Post houses that specialized in traditional telecine color correction were often looked at as a kind of a boutique backbone service for the industry. Many clients chose a facility not just based on the type of telecine equipment they had, but also choosing a specific “Colorist”. Some of these folks were kind of legendary in Hollywood. Some colorists had special techniques that clients would request. A color corrected transfer was an experiential part of the filmmaking process. Clients would attend the session supervising / working with the colorist to achieve the exact look they wanted. At Pro8mm, we developed our own special techniques for getting the most out of 8mm film. The average color timing session was a 3:1 ratio, which meant 10 minutes of film would take 30 minutes to transfer /color correct. In those days, we charged by the hour, and it could get expensive, especially if you went beyond the 3:1 but you left with gorgeous finished images. Just add your own editing.

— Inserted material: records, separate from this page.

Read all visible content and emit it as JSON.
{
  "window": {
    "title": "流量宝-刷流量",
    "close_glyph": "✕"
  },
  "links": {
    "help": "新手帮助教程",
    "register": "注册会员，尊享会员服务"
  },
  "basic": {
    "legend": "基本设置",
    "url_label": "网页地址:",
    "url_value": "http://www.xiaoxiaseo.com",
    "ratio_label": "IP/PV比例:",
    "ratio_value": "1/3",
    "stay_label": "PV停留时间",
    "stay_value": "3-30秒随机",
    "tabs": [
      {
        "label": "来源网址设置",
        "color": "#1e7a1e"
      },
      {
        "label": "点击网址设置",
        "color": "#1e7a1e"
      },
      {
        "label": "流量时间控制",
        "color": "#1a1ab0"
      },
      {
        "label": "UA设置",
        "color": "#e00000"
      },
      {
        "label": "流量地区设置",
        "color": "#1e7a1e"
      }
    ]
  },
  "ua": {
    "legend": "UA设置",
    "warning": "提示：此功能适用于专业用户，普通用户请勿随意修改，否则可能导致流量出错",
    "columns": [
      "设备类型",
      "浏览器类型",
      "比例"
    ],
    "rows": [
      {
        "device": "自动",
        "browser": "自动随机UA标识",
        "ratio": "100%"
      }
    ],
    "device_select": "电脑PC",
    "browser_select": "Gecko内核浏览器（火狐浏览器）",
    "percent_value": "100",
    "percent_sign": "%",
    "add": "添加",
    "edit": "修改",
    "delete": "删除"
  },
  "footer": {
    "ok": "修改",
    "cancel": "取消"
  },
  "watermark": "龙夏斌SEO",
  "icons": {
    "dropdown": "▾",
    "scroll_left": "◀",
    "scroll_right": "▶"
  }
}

But a few years ago, the entire process started to change, and telecine scanning with a colorist in a scanning suite was replaced with data scanning and post color correction. People wanted to color correct their own footage not only to save money but to have greater creative control of what the finished images. Color timing was becoming part of the editing process.
Data scanning is a process of getting all the detail from the film onto computer files. This can be done but using log techniques and larger digital files. Log scanning or raw files, is a scan that does not capture any contrast in the highlights or shadows. The scan is flat so that the digital file will not miss any of the detail that was captured on the film. The scan is also done over the entire piece of film in a process we call “over-scanning.” This captures every pixel in the frame, and beyond the image border to guarantee everything that was on the film has been captured digitally. Because the scan goes over the film sprockets, the sprocket information can be used to optically stabilize the film frame, essentially giving you an optically pin registered film image on digital,
Now that you have achieved a superior scan of the information on the film and it is properly registered given optical pin registration, you can now use this file in post production to create a superior finished image.
WHY WE ARE OFFERING COLOR CORRECTION PLUS IN 2K AND 4K
There seems to be a bit of confusion with the data scan process. We added data scanning three years ago so that individuals with the tools and the desire could color correct their own projects. For many professionals this has been an overwhelming success as they have the resources to do their own color correction . But many beginner filmmakers do not have these resources and are are not taking full advantage of what their film might look like when properly color corrected. The idea was for clients to take our log scan and do the color correction themselves as part of the edit process. We understand that although the software for this is inexpensive, even free, there is also a quantity of time and effort needed to learn to operate the software. Some customers would prefer to have this work done by a professional. We want to be sure that every filmmaker has the opportunity to get the most out of Super 8 ( or 16mm or 35mm) film) so we will now be offering this color correction process as part of our services.
Film has lots of latitude to capture an image over a broad range of lighting conditions. The chances of getting a perfect exposure today is even less likely because older camera equipment may not have had the exposure system calibrated in years. You might not know you are off a stop or two with available light, even when using a light meter. In the past, this would have been catastrophic, but with the latitude of modern film, this is no longer a grave issue as long as you color time the footage.
We often have clients ask us to push or pull the film one stop in processing if they think the exposure was off during shooting. Fixing these exposure issues with color correction is better than guessing about how many stops to push or pull when you haven’t even seen the footage yet. Vision 3 film has up to 13 stops of latitude, so this gives you a huge advantage if you color correct the footage for exposure.
In recent months we have been exploring adding additional post services to our log scans so clients would once again be leaving with finished looking footage ready for editing.
Here is a couple of examples of what a 4K Plus Log Scan looks like after we color corrected the footage.
Example 1: Was shot with the Classic Pro at 24 fps using color negative film 50D.
Example 2 : Was shot with a Rhonda Cam at 18 fps using color negative film 50D. This illustrates how using even the most basic super 8 camera you can get stunning images when the footage is properly processed, log scanned in 4K and then color corrected.
For additional questions about 4K Plus Log Scanning, mail us firstname.lastname@example.org
© Rhonda Vigeant & Phil Vigeant 11/17